Tuesday, December 15, 2015

Throckmorton v. Barton, the current round, and some of my thoughts

Unfortunately for them, WorldNetDaily is publishing the newest edition to David Barton's much criticized "The Jefferson Lies." Warren Throckmorton updates us here. A taste:
The recycled spin continues on the WND book description. The original promotional material referred to Barton’s critics as “ a few dedicated liberal individuals and academics.” Now the WND book description calls usbloggers and a handful of non-historian academics.”

This effort to obscure the response of historians, Christian and otherwise, to Barton’s work is a farce. The Jefferson Lies was voted “least credible history book in print’ by readers of the History News Network. Dozens of Christian historians wrote both Family Research Council and Focus on the Family in 2013 urging them to remove Barton’s work from their web pages. If WND editors cared about accuracy, they could just read their own website. In the article WND published yesterday, there is a reference by Barton to his Christian historian critics.
My own personal observation is the biggest bone of contention in Barton's book is that Jefferson was some kind of traditional or orthodox Christian before 1813. There is no evidence for this. There is evidence that Jefferson was much chattier about his heterodoxy from 1813 onwards.

Jefferson after 1800 was influenced by Joseph Priestley's Socinian Unitarian Christianity.  But there's not a shred of evidence that Priestley took Jefferson away from orthodox or traditional Christianity. Rather, it's just as likely Priestley took Jefferson away from a less traditional Deism and made him feel more comfortable with a Christian identity.

I'll offer a bit in support of the speculation. Jefferson was influenced by Bolingbroke before Priestley. Even Bolingbroke might not have been quite as "strictly deistic" as one might think. But he was arguably more heterodox than Priestley.

For instance, even though Joseph Priestley believed that original sin, the Trinity, Incarnation, Atonement and plenary inspiration of scripture were "corruptions of Christianity," he believed in the divine inspiration of the Book of Revelation. Jefferson, on the other hand, in 1825 said of the Book:
[I]t is between 50. and 60. years since I read it, & I then considered it as merely the ravings of a Maniac, no more worthy, nor capable of explanation than the incoherences of our own nightly dreams.
Bolingbroke had very similar views on the Book of Revelation. Plus 50 years before 1825 is 1775. He's admitting in this letter he was heterodox enough to consider one of the books of the canon the ravings of a maniac.

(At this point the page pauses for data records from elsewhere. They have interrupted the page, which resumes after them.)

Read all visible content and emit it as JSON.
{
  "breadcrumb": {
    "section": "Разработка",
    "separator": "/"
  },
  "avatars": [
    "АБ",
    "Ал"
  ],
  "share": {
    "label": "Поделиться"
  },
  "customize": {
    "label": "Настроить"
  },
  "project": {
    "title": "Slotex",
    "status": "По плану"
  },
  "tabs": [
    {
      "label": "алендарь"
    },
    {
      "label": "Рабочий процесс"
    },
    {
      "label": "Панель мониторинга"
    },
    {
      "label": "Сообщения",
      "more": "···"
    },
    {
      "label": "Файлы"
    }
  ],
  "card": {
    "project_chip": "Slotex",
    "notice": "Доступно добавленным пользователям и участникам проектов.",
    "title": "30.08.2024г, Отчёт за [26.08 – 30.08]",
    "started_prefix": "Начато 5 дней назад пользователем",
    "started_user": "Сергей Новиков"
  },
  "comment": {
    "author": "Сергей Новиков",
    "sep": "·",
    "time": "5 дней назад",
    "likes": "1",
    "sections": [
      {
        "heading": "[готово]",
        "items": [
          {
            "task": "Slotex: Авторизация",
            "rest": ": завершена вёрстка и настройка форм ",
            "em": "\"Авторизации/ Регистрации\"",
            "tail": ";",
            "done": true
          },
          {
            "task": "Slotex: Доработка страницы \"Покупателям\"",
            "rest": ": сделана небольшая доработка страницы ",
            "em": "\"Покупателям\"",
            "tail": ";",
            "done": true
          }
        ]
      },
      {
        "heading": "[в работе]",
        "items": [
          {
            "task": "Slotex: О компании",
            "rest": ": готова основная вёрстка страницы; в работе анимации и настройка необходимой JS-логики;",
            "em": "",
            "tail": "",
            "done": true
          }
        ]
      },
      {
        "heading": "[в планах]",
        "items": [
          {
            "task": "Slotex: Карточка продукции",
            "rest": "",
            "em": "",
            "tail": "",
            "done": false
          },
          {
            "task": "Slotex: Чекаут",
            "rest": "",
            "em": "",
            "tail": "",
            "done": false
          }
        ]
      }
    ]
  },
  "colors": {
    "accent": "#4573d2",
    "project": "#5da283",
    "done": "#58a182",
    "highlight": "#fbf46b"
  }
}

Tom Van Dyke said...

FTR, Martin Luther had grave doubts about the "Book of Revelation." It might not be the best barometer of heterodoxy.

Preface to the Revelation of St. John (1522) 7

About this book of the Revelation of John, I leave everyone free to hold his own opinions. I would not have anyone bound to my opinion or judgment. I say what I feel. I miss more than one thing in this book, and it makes me consider it to be neither apostolic nor prophetic.

First and foremost, the apostles do not deal with visions, but prophesy in clear and plain words, as do Peter and Paul, and Christ in the gospel. For it befits the apostolic office to speak clearly of Christ and his deeds, without images and visions. Moreover there is no prophet in the Old Testament, to say nothing of the New, who deals so exclusively with visions and images. For myself, I think it approximates the Fourth Book of Esdras; 8 I can in no way detect that the Holy Spirit produced it.

Moreover he seems to me to be going much too far when he commends his own book so highly — indeed, more than any of the other sacred books do, though they are much more important — and threatens that if anyone takes away anything from it, God will take away from him, etc. Again, they are supposed to be blessed who keep what is written in this book; and yet no one knows what that is, to say nothing of keeping it. This is just the same as if we did not have the book at all. And there are many far better books available for us to keep.

Many of the fathers also rejected this book a long time ago; 9 although St. Jerome, to be sure, refers to it in exalted terms and says that it is above all praise and that there are as many mysteries in it as words. Still, Jerome cannot prove this at all, and his praise at numerous places is too generous.

Finally, let everyone think of it as his own spirit leads him. My spirit cannot accommodate itself to this book. For me this is reason enough not to think highly of it: Christ is neither taught nor known in it. But to teach Christ, this is the thing which an apostle is bound above all else to do; as Christ says in Acts 1, “You shall be my witnesses.” Therefore I stick to the books which present Christ to me clearly and purely.

Jonathan Rowe said...

"Finally, let everyone think of it as his own spirit leads him. My spirit cannot accommodate itself to this book."

He sounds freethinking and Quakerish here. Not like a fundie.